- [AIM OF THE TASK]
Wherever "Contábil" appears in a line of the listing, that line should be returned.

- [RECORDS FOR THIS TASK]
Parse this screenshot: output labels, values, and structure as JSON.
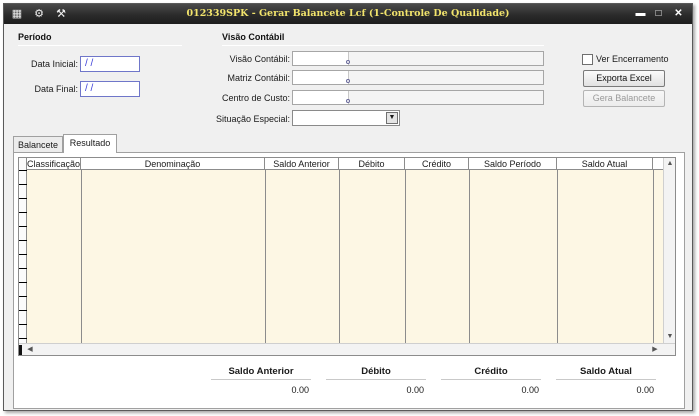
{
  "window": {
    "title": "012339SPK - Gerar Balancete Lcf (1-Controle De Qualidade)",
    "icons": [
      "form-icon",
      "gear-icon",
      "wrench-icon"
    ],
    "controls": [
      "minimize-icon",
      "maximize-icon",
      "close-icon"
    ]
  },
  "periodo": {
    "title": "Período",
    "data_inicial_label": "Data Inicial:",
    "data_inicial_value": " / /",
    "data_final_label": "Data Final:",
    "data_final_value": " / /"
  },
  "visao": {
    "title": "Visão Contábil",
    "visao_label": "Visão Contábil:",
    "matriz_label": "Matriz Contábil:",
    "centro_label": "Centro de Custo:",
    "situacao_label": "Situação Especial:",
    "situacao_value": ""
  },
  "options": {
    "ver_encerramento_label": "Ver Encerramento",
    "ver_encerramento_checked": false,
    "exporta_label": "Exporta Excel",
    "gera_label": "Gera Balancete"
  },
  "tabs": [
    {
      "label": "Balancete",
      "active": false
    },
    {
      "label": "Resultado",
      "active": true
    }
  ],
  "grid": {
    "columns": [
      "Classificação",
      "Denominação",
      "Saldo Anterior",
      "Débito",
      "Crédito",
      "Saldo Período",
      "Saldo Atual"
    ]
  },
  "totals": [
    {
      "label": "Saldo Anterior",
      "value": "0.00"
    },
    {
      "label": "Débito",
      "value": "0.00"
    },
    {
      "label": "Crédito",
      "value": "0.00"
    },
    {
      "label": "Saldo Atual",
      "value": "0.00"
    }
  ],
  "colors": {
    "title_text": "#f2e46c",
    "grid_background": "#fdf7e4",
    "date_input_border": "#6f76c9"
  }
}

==

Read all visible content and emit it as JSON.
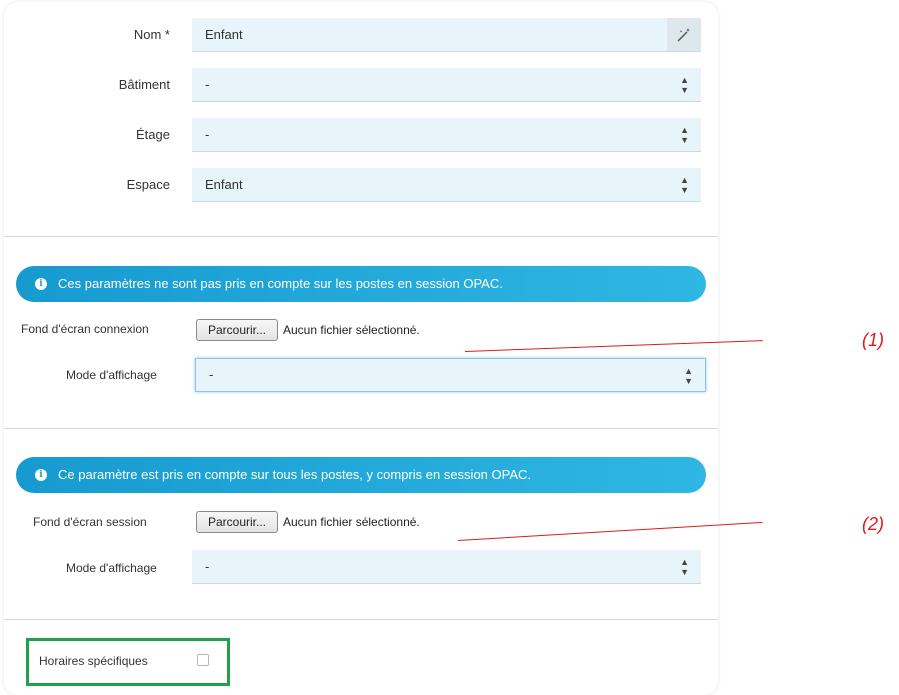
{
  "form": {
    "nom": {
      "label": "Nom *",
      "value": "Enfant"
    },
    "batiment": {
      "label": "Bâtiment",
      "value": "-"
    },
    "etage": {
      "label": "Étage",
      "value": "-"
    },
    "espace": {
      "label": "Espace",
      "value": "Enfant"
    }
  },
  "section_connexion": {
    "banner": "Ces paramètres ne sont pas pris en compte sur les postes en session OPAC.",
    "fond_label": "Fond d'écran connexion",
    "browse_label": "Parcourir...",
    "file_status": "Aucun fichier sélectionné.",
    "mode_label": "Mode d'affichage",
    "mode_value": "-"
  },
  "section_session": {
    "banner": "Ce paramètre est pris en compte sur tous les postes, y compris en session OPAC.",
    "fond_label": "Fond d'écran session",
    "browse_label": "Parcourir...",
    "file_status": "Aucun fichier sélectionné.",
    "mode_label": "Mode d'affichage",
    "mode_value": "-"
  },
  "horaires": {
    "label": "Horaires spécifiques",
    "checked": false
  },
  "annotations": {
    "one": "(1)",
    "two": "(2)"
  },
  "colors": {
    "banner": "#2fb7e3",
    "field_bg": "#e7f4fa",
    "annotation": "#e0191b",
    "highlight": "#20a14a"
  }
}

- [WRITTEN SOLUTION]
    "title": "Visão Contábil",
    "visao_label": "Visão Contábil:",
    "matriz_label": "Matriz Contábil:",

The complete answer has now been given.